Evaluation of perceptually plausible room acoustics simulation
* Presenting author

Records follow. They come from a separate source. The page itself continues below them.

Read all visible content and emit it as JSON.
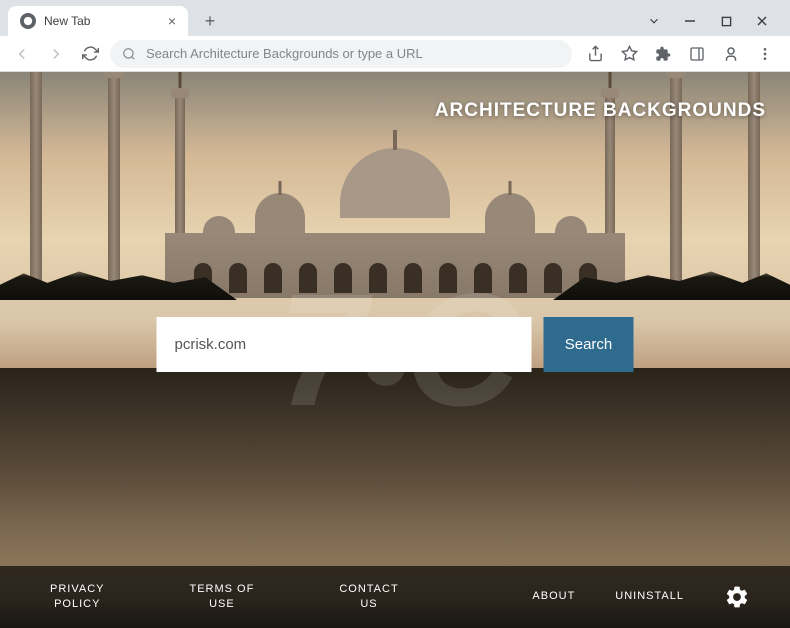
{
  "browser": {
    "tab_title": "New Tab",
    "omnibox_placeholder": "Search Architecture Backgrounds or type a URL"
  },
  "page": {
    "brand_title": "ARCHITECTURE BACKGROUNDS",
    "search_value": "pcrisk.com",
    "search_button": "Search"
  },
  "footer": {
    "privacy": "PRIVACY\nPOLICY",
    "terms": "TERMS OF\nUSE",
    "contact": "CONTACT\nUS",
    "about": "ABOUT",
    "uninstall": "UNINSTALL"
  },
  "watermark": "7●C"
}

Immersive and convincing acoustics in virtual reality applications require computationally efficient methods. The fast and perceptually plausible room acoustics simulator [RAZR, see Wendt et al., JAES, 62, 11 (2014)] approaches this demand by drastic simplifications with respect to physical accuracy while still accomplishing perceptual plausibility. RAZR is based on a hybrid approach where early reflections are calculated as image sources for a shoebox-room approximation up to a low order, and the later reverberation is generated by a binaurally extended feedback-delay-network (FDN). Here two extensions were evaluated using listening tests: 1) The perception of temporal smearing of early diffuse reflections, effectively simulating effects of scattering and multiple reflections caused by geometric disturbances at walls and by objects in the room, was systematically assessed. A single parameter was introduced to quantify deviations from an empty shoebox room. It was demonstrated that perceptually plausible results can be obtained for auralized natural stimuli and for the binaural impulse responses themselves. 2) It was assessed which spatial resolution is sufficient for the rendering of the late reverberation in a three-dimensional loudspeaker array. In conjunction, a computationally efficient method was developed to account for different wall absorption coefficients resulting in an anisotropic late reverberant field.